I’m always interested in visualizing something hidden that we can’t see. When I find a technology that can reveal it, I immediately go in for it and use it. Magnetic force: you can see its effect but the energy itself of the magnet is invisible. That’s why I used to put magnets in my sculptures. That’s why I installed upright knives that don’t touch anything at the tips: they float upwards, trembling slightly in the air – and you can’t see the force that holds them. I guide the light that surrounds us through glass prisms or reflect it with CDs, compact discs: the white light is transformed and suddenly you can paint with it, project a colour spectrum somewhere. In this case, it is also about capturing a moment, stopping time in constant change. The photographer is standing next to me, we are catching fleeting moments, the light sometimes comes out nicely but it also disappears immediately. I shout at Kiva, the photographer Vladimír Novotný: “Come on! Go ahead! Now!” And then I move and everything changes and Kiva says: “It’s gone.” What attracts me about it? Everything! It’s beautiful to see things that I’ve only felt before. Not that it’s a direct answer to my questions about what life means. It’s more of a shiver than an answer. But through art, I can look at them.

In the Field

When you need to calm down, you close your eyes and figure out how you feel. I used to turn off the light at night, take some red paint and start doing automatic drawing. Someone else might start singing a tune they were making up at the time, I would calm myself down by drawing. Without giving myself an assignment or a question. And suddenly, there was always a sentence to go with the automaticity. Out of the jumble of thoughts, the mess of chemistry inside my head, something would emerge. One of those sentences was: Plant yourself in a field. I liked it so much! It meant renewal to me: plant yourself in the field, you have a chance to grow again! The next sentences I wrote down were: “The deserts are ending” or “Thank you, that’s what I want”. But I knew I couldn’t put those words in the drawings. Finally, I carved them into plexiglass and let them cast shadows on the drawings. This is where my other large-scale drawings stem from. The Plant Yourself in the Field series is painted entirely using earth. I am actually painting the field I am supposed to plant myself in. The Earth is a higher principle. Earth is a material that constantly reminds you: you live in something higher. I understand that the spectrum of colours is not present here but, as a material, earth is extremely important to me. I wrote love letters using earth even on the brides’ white wedding dresses: texts by Franz Kafka, Frida Kahlo, and lyrics of Moravian folk songs.


In recent years, I have been working a lot with thermal imaging. It shows you the thermal reality, for example around the human body. So in “thermal imaging paintings” I follow the traces of myself: my head, my breath, my hands placed on the thermal film, but also the heated place where my hands were resting a moment ago and are no longer there. Sometimes I work with a heat torch, with warm wax. I used to use ice to draw a large butterfly on the wall: the drawing is cool blue in thermography, me myself, on the other hand, standing in front of it, I am hot red, on the other side of the spectrum… It is about the same fascination of mine, taking place here: the revelation of the invisible. The shadow, the light, the imprint of myself on the environment, the movement across the boundary from the material world to the revealed imagination: in fact, it has been going round and round and returning regularly in my work for years. At the Stone Bell House, these years find themselves collected in one place, or at least some of the directions my work has been moving in over the past forty years.

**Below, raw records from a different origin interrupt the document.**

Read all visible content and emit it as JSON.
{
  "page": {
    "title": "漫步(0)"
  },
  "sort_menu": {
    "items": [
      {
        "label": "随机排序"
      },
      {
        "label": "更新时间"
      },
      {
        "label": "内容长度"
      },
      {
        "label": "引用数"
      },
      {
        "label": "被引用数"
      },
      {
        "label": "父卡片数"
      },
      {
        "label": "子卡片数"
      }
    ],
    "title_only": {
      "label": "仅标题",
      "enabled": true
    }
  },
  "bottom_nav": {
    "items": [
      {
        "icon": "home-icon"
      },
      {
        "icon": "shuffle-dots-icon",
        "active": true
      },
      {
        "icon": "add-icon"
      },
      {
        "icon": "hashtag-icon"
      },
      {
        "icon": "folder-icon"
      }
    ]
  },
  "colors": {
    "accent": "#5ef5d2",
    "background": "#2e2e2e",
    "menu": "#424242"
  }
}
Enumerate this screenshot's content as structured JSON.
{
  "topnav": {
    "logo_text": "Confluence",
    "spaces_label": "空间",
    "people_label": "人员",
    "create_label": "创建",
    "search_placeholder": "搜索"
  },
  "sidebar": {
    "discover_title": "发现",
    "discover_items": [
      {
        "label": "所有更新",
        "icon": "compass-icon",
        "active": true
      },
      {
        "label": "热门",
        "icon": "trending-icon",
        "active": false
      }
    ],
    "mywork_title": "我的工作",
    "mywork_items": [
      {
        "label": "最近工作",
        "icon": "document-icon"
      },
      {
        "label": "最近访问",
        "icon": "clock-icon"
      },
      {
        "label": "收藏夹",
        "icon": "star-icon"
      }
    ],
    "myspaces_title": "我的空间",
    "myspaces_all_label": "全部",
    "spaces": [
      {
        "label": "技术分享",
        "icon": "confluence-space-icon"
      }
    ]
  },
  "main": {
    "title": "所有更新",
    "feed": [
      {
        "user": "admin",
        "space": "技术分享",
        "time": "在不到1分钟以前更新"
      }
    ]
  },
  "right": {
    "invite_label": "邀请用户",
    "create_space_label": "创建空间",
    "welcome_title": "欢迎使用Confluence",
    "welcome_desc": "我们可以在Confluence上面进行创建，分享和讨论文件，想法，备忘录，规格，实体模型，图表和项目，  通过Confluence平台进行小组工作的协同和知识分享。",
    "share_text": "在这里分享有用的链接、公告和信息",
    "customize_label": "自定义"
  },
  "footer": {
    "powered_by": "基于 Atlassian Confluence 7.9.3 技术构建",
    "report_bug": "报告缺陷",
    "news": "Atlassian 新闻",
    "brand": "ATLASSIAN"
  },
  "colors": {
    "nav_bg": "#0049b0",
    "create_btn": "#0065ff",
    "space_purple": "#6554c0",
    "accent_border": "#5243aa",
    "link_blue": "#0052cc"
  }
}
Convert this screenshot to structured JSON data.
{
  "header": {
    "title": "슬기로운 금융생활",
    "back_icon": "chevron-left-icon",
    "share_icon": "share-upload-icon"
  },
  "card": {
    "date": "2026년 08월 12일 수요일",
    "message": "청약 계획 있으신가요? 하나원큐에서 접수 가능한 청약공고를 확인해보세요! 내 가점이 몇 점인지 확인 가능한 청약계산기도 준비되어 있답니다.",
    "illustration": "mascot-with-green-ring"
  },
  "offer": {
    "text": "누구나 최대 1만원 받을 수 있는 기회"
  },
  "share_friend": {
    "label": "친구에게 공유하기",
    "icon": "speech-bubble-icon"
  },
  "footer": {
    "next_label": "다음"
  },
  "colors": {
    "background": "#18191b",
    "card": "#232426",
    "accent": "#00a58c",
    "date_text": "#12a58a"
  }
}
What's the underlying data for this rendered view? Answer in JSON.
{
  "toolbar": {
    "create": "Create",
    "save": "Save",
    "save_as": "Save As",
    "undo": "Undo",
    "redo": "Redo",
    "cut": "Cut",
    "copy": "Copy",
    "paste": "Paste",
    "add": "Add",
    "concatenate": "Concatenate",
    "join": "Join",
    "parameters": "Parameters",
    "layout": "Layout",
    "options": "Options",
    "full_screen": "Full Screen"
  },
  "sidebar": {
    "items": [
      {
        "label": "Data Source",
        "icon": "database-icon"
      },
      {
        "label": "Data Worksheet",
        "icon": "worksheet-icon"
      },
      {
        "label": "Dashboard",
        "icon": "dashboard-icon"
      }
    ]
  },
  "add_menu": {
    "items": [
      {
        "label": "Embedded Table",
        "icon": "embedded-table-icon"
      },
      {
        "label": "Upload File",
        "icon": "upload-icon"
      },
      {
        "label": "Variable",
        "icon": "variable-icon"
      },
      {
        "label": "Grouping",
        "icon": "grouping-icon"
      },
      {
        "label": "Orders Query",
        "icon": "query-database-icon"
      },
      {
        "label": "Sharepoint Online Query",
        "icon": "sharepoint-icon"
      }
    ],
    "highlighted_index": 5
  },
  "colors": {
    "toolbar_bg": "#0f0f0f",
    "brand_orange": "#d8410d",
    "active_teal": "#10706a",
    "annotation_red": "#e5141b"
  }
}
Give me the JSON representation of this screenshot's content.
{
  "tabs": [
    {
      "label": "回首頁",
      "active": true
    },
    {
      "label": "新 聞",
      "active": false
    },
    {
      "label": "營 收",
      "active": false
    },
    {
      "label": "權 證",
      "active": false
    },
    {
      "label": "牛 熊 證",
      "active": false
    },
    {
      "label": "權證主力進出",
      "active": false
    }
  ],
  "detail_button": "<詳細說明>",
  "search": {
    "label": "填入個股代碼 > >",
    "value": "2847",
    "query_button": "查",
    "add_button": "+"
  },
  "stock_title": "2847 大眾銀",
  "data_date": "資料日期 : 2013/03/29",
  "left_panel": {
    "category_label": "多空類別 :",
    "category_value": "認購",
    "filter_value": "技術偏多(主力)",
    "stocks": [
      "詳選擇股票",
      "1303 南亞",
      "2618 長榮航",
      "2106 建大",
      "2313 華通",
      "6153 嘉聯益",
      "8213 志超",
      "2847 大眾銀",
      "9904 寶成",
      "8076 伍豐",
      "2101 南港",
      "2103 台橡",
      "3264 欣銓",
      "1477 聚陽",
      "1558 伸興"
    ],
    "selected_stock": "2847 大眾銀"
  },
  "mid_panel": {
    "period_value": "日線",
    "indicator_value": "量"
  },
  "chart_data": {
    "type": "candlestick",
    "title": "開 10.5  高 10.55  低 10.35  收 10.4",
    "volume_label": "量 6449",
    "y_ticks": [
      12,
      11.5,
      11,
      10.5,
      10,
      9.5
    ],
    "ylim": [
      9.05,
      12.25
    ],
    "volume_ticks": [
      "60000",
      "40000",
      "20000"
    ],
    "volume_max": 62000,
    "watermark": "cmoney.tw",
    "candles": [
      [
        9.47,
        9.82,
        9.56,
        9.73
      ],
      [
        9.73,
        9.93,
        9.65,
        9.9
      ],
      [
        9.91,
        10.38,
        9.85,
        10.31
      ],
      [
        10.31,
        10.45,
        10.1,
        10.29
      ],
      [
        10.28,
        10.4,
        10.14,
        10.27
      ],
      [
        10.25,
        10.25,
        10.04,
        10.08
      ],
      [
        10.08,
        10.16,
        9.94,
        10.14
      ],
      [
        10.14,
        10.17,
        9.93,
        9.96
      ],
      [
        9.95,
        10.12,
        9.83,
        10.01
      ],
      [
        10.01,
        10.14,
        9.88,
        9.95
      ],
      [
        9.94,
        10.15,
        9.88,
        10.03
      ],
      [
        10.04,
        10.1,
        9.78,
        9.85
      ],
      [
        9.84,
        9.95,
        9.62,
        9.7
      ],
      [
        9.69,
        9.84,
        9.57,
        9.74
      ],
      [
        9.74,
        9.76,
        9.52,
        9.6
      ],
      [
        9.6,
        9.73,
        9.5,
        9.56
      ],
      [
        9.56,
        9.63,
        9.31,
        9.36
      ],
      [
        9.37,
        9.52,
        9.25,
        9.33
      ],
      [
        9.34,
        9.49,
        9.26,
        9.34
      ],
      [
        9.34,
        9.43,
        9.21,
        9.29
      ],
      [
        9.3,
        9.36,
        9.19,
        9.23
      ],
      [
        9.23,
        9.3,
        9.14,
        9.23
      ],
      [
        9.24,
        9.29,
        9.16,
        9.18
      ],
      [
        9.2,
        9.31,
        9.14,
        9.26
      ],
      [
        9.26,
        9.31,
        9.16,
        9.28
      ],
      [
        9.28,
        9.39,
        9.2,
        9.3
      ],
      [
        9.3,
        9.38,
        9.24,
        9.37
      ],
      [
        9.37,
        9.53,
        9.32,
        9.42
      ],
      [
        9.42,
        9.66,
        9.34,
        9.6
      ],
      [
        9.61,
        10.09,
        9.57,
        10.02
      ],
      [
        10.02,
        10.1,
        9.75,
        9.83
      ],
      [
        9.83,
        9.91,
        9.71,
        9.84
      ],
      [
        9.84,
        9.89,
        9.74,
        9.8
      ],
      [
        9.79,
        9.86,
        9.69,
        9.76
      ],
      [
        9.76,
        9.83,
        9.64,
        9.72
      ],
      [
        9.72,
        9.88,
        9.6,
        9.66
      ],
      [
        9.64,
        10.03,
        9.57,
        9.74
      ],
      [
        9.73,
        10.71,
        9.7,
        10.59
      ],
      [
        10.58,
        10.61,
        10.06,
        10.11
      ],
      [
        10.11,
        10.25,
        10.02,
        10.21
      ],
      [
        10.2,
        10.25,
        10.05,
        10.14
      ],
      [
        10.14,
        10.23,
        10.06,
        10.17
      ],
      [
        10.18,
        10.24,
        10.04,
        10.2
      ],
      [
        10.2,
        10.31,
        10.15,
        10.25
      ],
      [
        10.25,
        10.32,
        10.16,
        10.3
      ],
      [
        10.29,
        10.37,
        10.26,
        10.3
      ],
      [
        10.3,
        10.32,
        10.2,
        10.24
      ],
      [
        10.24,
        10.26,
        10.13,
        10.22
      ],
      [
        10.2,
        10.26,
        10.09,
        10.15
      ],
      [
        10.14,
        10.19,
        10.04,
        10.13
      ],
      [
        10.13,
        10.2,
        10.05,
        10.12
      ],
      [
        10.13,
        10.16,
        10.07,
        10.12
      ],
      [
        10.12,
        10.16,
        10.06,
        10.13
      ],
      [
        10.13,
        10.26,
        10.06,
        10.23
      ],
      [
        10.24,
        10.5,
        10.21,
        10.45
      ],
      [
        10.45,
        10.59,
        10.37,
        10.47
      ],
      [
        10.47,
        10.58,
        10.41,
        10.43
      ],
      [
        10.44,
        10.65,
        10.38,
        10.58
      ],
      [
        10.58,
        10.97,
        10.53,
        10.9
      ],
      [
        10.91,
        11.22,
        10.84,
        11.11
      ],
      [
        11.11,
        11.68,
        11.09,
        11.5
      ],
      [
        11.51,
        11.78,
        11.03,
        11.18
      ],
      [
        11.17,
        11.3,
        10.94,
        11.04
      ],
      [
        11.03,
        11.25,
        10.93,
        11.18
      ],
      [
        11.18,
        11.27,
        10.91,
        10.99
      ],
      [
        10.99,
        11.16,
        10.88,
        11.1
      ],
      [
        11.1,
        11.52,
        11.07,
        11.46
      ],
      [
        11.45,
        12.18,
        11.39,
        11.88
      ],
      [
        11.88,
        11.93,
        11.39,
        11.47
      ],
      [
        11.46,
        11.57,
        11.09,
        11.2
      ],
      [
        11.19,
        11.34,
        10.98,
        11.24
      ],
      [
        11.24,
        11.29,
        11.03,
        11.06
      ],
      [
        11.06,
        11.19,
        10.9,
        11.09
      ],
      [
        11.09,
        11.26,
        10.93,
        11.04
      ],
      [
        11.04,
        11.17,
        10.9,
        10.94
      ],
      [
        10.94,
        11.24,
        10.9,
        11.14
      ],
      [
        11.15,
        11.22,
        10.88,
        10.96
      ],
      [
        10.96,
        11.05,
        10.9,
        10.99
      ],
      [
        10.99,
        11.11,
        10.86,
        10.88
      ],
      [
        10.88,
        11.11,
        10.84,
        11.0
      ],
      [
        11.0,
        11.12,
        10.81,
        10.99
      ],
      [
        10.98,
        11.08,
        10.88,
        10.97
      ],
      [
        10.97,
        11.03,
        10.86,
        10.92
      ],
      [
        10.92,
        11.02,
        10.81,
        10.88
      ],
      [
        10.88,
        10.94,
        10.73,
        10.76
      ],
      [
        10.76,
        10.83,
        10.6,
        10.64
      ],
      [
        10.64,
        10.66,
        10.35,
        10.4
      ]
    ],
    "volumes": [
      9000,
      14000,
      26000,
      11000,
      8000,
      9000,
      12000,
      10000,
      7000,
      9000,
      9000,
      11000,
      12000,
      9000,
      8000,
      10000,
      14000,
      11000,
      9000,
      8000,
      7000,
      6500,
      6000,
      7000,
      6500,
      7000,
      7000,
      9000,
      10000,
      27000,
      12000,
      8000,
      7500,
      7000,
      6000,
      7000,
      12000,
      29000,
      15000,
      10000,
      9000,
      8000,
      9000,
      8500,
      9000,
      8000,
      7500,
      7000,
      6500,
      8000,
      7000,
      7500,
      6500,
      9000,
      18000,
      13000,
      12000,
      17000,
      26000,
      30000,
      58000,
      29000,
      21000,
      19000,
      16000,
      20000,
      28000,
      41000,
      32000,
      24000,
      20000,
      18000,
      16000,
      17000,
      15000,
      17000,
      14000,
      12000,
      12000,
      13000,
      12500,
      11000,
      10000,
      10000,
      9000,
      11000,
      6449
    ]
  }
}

Margita Titlová: Vertical Purple
15 February – 14 May 2023, Stone Bell House Curator: Magdalena Juříková
Architect of the exhibition: Miroslav Jiřele